→ Task details
List each line of the data that holds the word "julien".

→ Source information
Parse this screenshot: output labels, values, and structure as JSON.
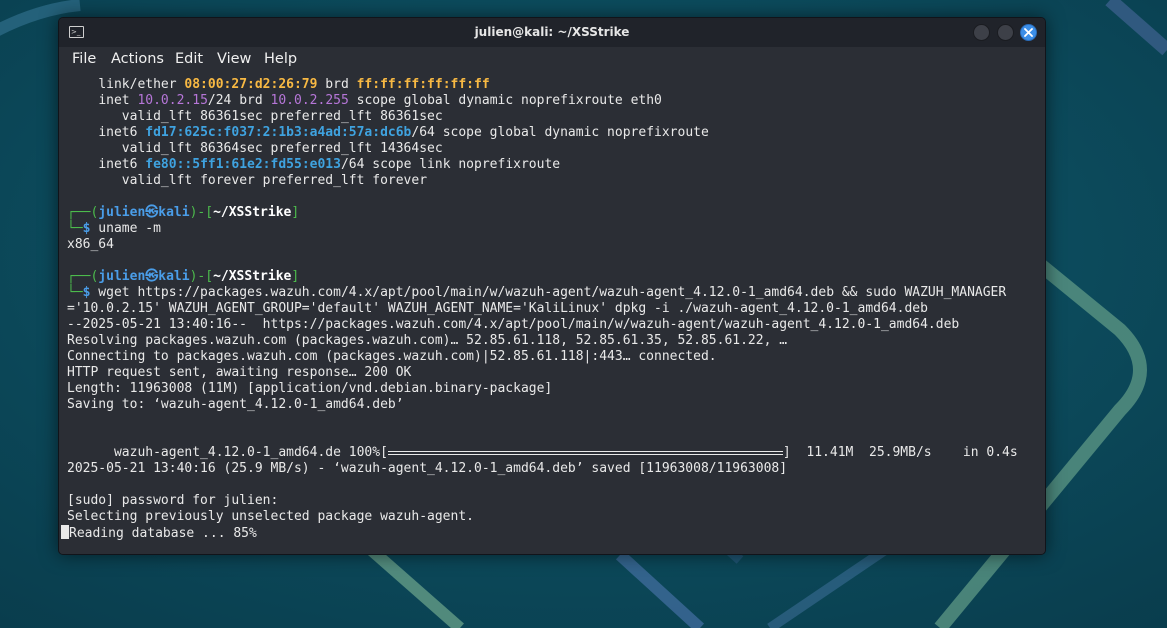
{
  "window": {
    "title": "julien@kali: ~/XSStrike",
    "icon": "terminal-icon",
    "accent": "#3b8ee8"
  },
  "menu": [
    "File",
    "Actions",
    "Edit",
    "View",
    "Help"
  ],
  "terminal": {
    "ifconfig": {
      "ether_prefix": "link/ether ",
      "mac": "08:00:27:d2:26:79",
      "brd": " brd ",
      "mac_brd": "ff:ff:ff:ff:ff:ff",
      "inet_prefix": "inet ",
      "ip": "10.0.2.15",
      "inet_mid": "/24 brd ",
      "ip_brd": "10.0.2.255",
      "inet_suffix": " scope global dynamic noprefixroute eth0",
      "valid1": "valid_lft 86361sec preferred_lft 86361sec",
      "inet6_prefix": "inet6 ",
      "ip6": "fd17:625c:f037:2:1b3:a4ad:57a:dc6b",
      "inet6_suffix": "/64 scope global dynamic noprefixroute",
      "valid2": "valid_lft 86364sec preferred_lft 14364sec",
      "ip6_link": "fe80::5ff1:61e2:fd55:e013",
      "inet6_link_suffix": "/64 scope link noprefixroute",
      "valid3": "valid_lft forever preferred_lft forever"
    },
    "prompt": {
      "top_open": "┌──(",
      "user_host": "julien㉿kali",
      "top_mid": ")-[",
      "cwd": "~/XSStrike",
      "top_close": "]",
      "bottom": "└─",
      "symbol": "$"
    },
    "cmd1": " uname -m",
    "out1": "x86_64",
    "cmd2": " wget https://packages.wazuh.com/4.x/apt/pool/main/w/wazuh-agent/wazuh-agent_4.12.0-1_amd64.deb && sudo WAZUH_MANAGER",
    "cmd2_cont": "='10.0.2.15' WAZUH_AGENT_GROUP='default' WAZUH_AGENT_NAME='KaliLinux' dpkg -i ./wazuh-agent_4.12.0-1_amd64.deb",
    "wget_lines": [
      "--2025-05-21 13:40:16--  https://packages.wazuh.com/4.x/apt/pool/main/w/wazuh-agent/wazuh-agent_4.12.0-1_amd64.deb",
      "Resolving packages.wazuh.com (packages.wazuh.com)… 52.85.61.118, 52.85.61.35, 52.85.61.22, …",
      "Connecting to packages.wazuh.com (packages.wazuh.com)|52.85.61.118|:443… connected.",
      "HTTP request sent, awaiting response… 200 OK",
      "Length: 11963008 (11M) [application/vnd.debian.binary-package]",
      "Saving to: ‘wazuh-agent_4.12.0-1_amd64.deb’"
    ],
    "progress": {
      "prefix": "wazuh-agent_4.12.0-1_amd64.de 100%[",
      "suffix": "]  11.41M  25.9MB/s    in 0.4s",
      "fraction": 1.0
    },
    "saved_line": "2025-05-21 13:40:16 (25.9 MB/s) - ‘wazuh-agent_4.12.0-1_amd64.deb’ saved [11963008/11963008]",
    "sudo_line": "[sudo] password for julien:",
    "select_line": "Selecting previously unselected package wazuh-agent.",
    "reading_line": "Reading database ... 85%"
  }
}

→ Answer space
    "title": "julien@kali: ~/XSStrike",
      "user_host": "julien㉿kali",
    "sudo_line": "[sudo] password for julien:",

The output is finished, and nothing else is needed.